794 A.D.: Nightingale Feces
During the Heian period (794 to 1185 A.D.), Koreans introduced the Japanese to the feces of nightingales (an important bird in Asian culture) as a way to heal acne. Unlike most animals, birds have one opening (the cloaca) from which all of their waste is deposited—as such, their feces are made up of nitrogen-rich urea (also a component of urine) and guanine, an amino acid, which are believed to help contribute to brighter, clearer skin. Believe it or not, bird poop facials are still popular today (though we can't guarantee it'll be pleasant).
1600: Black Velvet Patches
Worn mostly by women who suffered scarring due to the smallpox epidemic in Europe, women of the 1600s cut tiny pieces of black velvet or silk into shapes like stars and moons to cover their blemishes, including pimples. However, some women decided to wear the patches as a fashion statement, placing them on the corners of the eyes and mouth or wherever they saw fit. They were even seen as a status symbol in that those with more beautiful, appealing patches had greater social stature.
In 1902, American researcher W.A. Pusay first published on the use of X-rays as a successful remedy for the treatment of acne. He wrote that localised X-ray emissions would help manage overactive sebaceous glands, bacteria, and inflammation. This treatment method became more widespread in the 1940s; however, in the '60s, after the bombing of Hiroshima, individuals grew much warier of utilising radiation as a means of treatment. Today, a safer light-emission remedy is used to combat blemishes: LED light.

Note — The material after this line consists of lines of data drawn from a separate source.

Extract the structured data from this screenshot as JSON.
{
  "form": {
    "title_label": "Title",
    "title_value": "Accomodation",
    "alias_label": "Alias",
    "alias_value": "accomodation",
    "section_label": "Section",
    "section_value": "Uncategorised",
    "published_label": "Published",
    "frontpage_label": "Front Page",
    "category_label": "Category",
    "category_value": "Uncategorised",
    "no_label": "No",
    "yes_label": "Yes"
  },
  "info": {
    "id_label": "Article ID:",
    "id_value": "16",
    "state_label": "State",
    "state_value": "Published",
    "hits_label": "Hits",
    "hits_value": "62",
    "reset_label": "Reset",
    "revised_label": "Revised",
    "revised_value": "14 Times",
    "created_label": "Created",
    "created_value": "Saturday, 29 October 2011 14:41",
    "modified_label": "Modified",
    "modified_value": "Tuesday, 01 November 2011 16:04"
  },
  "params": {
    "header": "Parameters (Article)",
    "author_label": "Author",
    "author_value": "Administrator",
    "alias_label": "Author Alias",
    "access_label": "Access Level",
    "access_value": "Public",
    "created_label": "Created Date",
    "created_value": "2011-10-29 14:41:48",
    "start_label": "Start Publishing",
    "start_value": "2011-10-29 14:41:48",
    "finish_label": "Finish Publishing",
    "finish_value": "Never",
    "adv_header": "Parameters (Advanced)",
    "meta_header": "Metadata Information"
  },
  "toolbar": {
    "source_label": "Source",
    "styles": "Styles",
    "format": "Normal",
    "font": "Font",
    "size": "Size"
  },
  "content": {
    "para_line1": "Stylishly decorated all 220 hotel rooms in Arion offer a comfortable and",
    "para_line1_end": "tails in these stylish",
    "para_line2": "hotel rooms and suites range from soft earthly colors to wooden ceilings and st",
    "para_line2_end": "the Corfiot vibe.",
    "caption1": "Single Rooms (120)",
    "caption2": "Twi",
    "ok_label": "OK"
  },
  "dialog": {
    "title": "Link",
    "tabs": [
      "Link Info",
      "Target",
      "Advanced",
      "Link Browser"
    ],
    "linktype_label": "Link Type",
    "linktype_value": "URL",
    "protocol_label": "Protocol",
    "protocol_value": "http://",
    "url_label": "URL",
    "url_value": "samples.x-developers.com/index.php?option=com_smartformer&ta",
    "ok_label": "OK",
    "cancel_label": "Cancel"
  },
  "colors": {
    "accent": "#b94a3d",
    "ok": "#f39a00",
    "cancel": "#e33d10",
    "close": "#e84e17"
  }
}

Because breakouts begin around the time of puberty (thanks, hormones), some believed acne to have a correlation with virginity: The theory was that virgins were unable to eliminate pimple-causing toxins by way of intercourse, so they needed another means by which to release the built-up toxins in their system (thus, pimples were known as "chastity pustules"). It was because of this that laxatives were used to increase waste removal as a way to clear the skin.
Penicillin was the first available antibiotic and thus used to treat acne after the discovery that bacteria is present in acne lesions. However, researchers found that penicillin circulated in the bloodstream rather than making its way into the skin and was eventually deemed ineffective at treating breakouts. Shortly after, tetracycline (another antibiotic) was found to have far better efficacy and was widely prescribed to acne patients.
1970: Vitamin A Acid
Vitamin A acid (commonly known as Retin-A, a more potent form of retinol) was discovered as an ingredient that loosens the dead skin within a follicle to help clear clogged pores. It increases cell turnover, thus making it a wrinkle remedy as well.
Belonging to the same retinoid class as Retin-A, Roaccutane was created as a powerful oral medication to heal chronic acne. While countless trials have found the pill to be a miracle solution for painful, cystic breakouts, it's not without its major side effects and should be thoughtfully discussed with your physician.
Unlike X-rays, lasers aren't as high on the electromagnetic spectrum and are used to target prophyrin—skin pigment produced from bacteria—to treat acne. In the '90s, doctors used lasers to destroy the acne bacteria, however, researchers say its efficacy is short-lived.
As mentioned previously, different types of acne respond to different treatments, so today's doctors (both Eastern and Western) will suggest varying treatments depending on your personal skin needs. What's interesting, though, is that many treatments from decades (or even centuries) ago are still effective today, such as sulfur, lactic acid, LED light therapy, benzoyl peroxide (used by dermatologists in the 1920s) retinoids, and Roaccutane.
We may have a come a long way since wishing our acne away on a falling star, and surely we have more strides to make, but as a whole, our ancestors have certainly paved the way to sound methods for clearer skin.
Up next, learn how Olivia Culpo cleared her acne.